>>>

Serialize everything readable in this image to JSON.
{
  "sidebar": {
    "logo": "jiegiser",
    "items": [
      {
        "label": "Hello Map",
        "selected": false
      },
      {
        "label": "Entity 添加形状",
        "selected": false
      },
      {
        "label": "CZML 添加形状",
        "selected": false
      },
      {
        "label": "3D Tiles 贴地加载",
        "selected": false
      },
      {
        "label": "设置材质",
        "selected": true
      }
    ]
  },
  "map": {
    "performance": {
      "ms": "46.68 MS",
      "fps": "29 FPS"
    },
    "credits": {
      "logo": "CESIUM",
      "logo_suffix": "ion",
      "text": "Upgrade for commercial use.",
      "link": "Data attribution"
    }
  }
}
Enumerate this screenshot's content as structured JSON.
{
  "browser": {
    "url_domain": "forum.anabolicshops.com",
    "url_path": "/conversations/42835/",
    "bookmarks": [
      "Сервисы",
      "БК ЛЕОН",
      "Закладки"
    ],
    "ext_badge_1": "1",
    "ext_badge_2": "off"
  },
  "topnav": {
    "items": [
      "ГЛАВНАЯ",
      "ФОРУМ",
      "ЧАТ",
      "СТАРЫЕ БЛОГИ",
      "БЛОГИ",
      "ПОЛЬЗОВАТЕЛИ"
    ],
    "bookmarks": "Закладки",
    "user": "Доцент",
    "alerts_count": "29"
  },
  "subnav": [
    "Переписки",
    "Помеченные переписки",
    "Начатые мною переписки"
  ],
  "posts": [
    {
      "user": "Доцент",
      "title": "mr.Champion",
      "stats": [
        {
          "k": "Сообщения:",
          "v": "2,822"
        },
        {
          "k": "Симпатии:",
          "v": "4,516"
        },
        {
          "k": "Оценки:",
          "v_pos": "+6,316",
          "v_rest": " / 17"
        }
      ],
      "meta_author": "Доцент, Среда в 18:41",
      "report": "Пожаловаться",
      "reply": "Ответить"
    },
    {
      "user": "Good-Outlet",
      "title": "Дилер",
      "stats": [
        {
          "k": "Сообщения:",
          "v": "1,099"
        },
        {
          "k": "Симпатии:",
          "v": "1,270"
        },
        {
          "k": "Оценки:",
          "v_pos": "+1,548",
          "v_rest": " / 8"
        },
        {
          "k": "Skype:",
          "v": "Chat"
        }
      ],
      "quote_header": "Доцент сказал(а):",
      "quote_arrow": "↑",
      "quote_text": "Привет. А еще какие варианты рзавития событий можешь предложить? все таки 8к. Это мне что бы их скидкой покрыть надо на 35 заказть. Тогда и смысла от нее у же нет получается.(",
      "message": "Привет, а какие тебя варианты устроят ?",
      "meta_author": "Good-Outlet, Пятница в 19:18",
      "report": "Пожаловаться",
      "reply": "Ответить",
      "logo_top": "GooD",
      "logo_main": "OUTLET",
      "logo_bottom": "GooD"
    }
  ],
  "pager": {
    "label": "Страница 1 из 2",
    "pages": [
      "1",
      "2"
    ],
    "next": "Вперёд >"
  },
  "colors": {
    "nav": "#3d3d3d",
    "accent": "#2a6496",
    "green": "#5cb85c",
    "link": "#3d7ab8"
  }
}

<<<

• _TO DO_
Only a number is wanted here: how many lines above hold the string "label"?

• _SOLUTION FOR THIS EXERCISE_
6